Items from an interface collection
'''

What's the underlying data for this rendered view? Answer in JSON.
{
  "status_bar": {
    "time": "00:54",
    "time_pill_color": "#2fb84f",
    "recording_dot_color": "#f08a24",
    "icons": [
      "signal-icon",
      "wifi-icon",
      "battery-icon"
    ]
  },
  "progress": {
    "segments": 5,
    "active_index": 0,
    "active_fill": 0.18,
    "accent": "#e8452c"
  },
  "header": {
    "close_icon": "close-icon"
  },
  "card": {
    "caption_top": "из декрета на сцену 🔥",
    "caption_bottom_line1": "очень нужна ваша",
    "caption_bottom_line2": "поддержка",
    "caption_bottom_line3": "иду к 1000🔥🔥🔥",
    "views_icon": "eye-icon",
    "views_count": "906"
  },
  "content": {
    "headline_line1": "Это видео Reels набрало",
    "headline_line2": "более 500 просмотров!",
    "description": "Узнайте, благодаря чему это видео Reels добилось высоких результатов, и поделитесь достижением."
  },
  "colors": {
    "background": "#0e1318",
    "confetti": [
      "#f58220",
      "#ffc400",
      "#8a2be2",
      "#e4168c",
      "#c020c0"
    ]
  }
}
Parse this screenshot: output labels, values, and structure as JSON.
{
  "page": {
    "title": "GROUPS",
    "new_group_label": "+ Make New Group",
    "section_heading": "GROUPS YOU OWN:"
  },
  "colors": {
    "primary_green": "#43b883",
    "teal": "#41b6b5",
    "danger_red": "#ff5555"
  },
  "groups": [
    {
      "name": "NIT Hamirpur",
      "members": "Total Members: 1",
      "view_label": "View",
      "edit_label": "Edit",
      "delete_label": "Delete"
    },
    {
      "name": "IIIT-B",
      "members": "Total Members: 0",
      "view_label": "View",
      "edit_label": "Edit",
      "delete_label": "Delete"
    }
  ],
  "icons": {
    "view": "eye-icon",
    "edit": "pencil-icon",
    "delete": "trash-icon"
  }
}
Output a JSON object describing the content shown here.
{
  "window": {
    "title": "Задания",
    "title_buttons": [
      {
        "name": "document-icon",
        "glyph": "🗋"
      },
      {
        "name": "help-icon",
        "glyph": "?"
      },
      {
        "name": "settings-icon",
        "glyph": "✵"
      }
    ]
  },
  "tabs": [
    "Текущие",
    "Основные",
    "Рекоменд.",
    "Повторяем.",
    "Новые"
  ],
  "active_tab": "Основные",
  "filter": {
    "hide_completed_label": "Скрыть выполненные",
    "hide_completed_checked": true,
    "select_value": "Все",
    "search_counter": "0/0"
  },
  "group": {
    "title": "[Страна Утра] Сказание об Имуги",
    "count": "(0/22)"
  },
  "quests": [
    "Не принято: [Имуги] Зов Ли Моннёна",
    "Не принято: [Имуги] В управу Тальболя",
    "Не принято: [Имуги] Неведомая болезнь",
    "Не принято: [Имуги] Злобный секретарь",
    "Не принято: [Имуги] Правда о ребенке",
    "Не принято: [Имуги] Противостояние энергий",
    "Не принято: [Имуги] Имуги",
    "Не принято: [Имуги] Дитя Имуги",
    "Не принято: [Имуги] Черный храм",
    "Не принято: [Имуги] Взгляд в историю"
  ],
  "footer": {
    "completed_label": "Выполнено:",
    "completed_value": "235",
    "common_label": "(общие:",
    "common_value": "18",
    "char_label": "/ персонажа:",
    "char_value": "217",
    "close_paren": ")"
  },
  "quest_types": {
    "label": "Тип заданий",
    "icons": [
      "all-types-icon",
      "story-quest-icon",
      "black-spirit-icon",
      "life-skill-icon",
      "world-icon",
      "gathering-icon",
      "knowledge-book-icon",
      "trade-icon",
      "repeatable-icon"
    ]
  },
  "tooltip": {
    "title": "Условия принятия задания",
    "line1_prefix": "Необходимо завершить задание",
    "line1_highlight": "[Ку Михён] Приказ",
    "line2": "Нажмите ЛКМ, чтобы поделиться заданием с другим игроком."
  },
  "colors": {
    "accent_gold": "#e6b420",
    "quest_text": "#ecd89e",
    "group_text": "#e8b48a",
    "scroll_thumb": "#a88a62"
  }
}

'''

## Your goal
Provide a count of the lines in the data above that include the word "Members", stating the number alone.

## Exercise output
2